It works out for both of us, be both get some exercise and we both get fixated by what we see or smell. Our roles change there along the mile long beach; it’s one of the few times Seamus has to wait for me to get through. But he’s adapted to that too, he’s developed a special bark that lets me know he’s waiting.



Category Archives: About Seamus

The “King” is back!

The clock read 4:14. I wasn’t sure why I woke and looked at the clock, but then it happened again; Seamus was slapping my arm with his paw, inching his way toward my face. Making no sound, he inched his way on top of the covers until he was able to touch me and get a reaction.DSC_0266

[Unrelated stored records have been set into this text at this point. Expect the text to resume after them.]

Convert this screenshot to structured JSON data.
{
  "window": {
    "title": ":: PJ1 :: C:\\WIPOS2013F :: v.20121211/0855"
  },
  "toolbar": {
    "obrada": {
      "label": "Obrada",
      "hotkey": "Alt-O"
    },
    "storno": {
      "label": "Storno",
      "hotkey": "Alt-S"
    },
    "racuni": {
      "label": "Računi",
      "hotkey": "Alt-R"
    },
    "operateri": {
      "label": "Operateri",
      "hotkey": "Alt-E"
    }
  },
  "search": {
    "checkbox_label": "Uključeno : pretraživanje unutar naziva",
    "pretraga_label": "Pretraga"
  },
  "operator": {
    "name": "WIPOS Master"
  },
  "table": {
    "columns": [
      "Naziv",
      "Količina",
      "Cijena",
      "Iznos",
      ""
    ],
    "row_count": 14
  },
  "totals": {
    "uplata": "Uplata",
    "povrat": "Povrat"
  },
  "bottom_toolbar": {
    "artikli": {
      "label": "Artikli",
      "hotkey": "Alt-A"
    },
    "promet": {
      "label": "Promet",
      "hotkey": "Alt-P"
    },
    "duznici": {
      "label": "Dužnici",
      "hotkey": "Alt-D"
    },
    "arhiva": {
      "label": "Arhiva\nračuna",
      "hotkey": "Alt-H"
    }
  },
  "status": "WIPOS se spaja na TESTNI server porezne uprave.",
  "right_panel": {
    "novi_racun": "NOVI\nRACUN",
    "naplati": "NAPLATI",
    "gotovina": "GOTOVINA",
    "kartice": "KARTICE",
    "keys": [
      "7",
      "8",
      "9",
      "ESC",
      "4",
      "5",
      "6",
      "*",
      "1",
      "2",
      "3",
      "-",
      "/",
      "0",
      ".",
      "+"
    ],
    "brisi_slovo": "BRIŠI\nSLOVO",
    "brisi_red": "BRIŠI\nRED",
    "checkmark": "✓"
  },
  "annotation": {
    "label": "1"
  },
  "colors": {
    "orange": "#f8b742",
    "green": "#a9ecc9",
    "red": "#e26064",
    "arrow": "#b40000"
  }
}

It was useless to try and make him lay back down for another hour or so, so after a couple of commands of “get down,” I gave up, got up and got dressed for an early morning walk …run, for him.

It had been hard on Seamus back home not being able to run. Somehow, going for a walk on a leash isn’t enough. He’s used to running in the fields and woods by the cabin. Snow is just a little inconvenience, something he turns into a plaything as he jumps the drifts, burrows under the surface with his nose and sends the snow flying when he sneezes.

There was plenty of snow on the ground and in the woods and field; snow that was undisturbed except for deer and small critter tracks, and Seamus was checking out each and every one of them. I was lucky he was preoccupied with the tracks, it was so dark, there was no way I would have been able to see him if he took off after something that caught his attention.

We covered our usual route and when I made the turn to head back to the cabin where “She Who Must Be Obeyed” would have coffee waiting, Seamus ran alongside without having to be beeped.

The “King” was back and made his return known by marking every snowdrift, tree and fencepost. Now it was time to head back to the cabin and go through his next routine until I come up with his idea …bacon!


Copyright © 2024 Terry Drinkwine Outdoors!